City seeks to assure neighborhood of shelter’s ‘temporary’ presence
(Missoula Current) While the Missoula City Council took several hours Wednesday to discuss a proposal to host authorized homeless camps at city parks, it didn't have time to discuss the economic needs of the neighborhood adjacent to the Johnson Street shelter.
Council members Mike Nugent, Sandra Vasecka and Kristen Jordan sponsored a proposal that would commit the city to master plan the Johnson Street shelter property within one year and complete the building's demolition within three years.
“We're just trying to give the neighborhood some assurance and predictability,” said Nugent. “It's perfectly reasonable for that neighborhood to want some assurances, and there's no reason why we can't give it to them.”
The City Council in 2017 voted to purchase 12 acres off Johnson Street from Montana Rail Link for $2 million. They city dedicated around 4 acres of that property to develop a neighborhood park and set the remaining 8 acres aside for redevelopment.
But that promise has gone unfulfilled, largely due to the needs of the city's homeless population. After the pandemic hit, the Poverello was forced to reduce capacity and the city raced to open an emergency winter shelter on a temporary basis.
Yet the shelter has now operated for several winters and, earlier this month, it was funded to become a year-round facility. The city has dedicated millions of dollars to the shelter, and area residents now fear it will become a permanent fixture in their neighborhood.
That goes against the city's promise to bring economic opportunity to the area, residents have said. Removing the shelter within three years has support on City Council, though no vote has taken place.
The city has already pledged to redevelop the site while looking for future options to serve the homeless. It has dedicated hours of discussion to the latter issue in recent months.
“I think this does give some predictability to the neighborhood,” said council member Amber Sherrill. “This is not the site for a permanent shelter. I think we agree on that and the administration agrees with that. This puts it on paper.”

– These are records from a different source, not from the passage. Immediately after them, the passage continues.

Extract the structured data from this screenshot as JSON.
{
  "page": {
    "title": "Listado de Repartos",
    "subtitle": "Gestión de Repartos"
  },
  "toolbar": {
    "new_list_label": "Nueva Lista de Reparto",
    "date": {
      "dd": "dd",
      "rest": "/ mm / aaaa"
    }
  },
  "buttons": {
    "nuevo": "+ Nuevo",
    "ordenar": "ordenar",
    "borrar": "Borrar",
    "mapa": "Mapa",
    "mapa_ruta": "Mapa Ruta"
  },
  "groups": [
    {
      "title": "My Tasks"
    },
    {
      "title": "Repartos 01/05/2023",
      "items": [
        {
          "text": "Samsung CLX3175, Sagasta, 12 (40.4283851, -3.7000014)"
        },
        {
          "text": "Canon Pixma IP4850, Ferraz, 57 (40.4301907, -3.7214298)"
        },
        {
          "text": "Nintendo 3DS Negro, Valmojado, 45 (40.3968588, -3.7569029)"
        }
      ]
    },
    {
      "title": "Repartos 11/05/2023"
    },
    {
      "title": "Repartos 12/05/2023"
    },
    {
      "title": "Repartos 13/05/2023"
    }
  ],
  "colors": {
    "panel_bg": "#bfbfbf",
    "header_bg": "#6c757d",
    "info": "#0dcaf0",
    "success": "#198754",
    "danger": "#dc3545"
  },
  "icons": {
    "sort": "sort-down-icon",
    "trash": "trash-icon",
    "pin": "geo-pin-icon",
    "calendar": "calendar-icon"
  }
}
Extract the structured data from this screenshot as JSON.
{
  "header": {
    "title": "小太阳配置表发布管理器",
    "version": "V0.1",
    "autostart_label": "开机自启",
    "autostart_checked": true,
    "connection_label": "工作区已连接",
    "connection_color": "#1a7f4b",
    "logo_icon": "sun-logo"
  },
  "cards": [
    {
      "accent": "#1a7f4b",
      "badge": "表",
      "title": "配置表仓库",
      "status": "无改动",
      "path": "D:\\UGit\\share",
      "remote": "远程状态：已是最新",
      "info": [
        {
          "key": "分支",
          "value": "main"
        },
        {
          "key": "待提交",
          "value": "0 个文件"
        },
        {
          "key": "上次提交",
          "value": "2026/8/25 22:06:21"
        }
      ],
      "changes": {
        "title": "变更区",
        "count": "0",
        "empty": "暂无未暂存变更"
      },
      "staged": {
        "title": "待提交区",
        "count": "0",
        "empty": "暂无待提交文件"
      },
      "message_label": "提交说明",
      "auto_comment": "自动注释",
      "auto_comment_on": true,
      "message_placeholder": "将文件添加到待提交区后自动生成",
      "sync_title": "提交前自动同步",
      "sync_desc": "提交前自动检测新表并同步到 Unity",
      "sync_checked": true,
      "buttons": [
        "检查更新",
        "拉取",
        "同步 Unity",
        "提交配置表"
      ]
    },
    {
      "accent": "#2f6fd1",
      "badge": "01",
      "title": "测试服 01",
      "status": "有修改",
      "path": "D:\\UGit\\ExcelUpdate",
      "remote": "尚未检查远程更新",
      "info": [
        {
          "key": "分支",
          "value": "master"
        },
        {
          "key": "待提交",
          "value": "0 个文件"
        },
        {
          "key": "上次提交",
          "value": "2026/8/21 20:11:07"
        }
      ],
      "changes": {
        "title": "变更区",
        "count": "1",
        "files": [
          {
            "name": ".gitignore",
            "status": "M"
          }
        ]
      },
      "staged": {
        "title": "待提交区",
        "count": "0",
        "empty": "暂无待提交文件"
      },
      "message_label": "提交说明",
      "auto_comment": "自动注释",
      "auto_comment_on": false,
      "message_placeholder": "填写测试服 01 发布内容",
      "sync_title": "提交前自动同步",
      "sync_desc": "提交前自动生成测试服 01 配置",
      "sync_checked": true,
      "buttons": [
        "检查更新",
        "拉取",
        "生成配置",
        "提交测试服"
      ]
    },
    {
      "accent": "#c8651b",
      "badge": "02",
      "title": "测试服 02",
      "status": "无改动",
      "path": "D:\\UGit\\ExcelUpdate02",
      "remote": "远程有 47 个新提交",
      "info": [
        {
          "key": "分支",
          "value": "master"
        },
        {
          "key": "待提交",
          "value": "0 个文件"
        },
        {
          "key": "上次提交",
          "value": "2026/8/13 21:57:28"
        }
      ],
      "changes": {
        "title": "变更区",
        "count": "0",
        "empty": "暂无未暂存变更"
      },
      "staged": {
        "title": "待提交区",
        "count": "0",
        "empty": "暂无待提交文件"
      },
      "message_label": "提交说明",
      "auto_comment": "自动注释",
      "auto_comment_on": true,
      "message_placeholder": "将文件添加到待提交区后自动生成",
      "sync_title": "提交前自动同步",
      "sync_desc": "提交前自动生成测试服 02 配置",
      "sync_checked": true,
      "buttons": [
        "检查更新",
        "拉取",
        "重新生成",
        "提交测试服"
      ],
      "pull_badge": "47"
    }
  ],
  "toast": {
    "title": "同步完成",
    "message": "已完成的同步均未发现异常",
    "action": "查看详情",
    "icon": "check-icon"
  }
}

Council member Daniel Carlino tried to push an amendment requiring the city to identify “at least” one new homeless site within a year as well. But other council members accused Carlino of grandstanding given his phrasing. City Council already has directed city staff to identify alternatives and didn't need to do it again, they noted.
Members of the public also took issue with Carlino's gamesmanship regarding efforts to redevelop the Johnson Street property at the perceived expense of the shelter. The neighborhood is circulating a petition supporting the shelter's redevelopment.
“This was part of an original plan before it was a homeless shelter. It was part of the Midtown economic plan,” resident Kevin Farmer said.
To Carlino he added, “You know that, and so does everyone else here. This is not an attack on sheltering or homelessness. It's sticking to an original plan that was agreed upon.”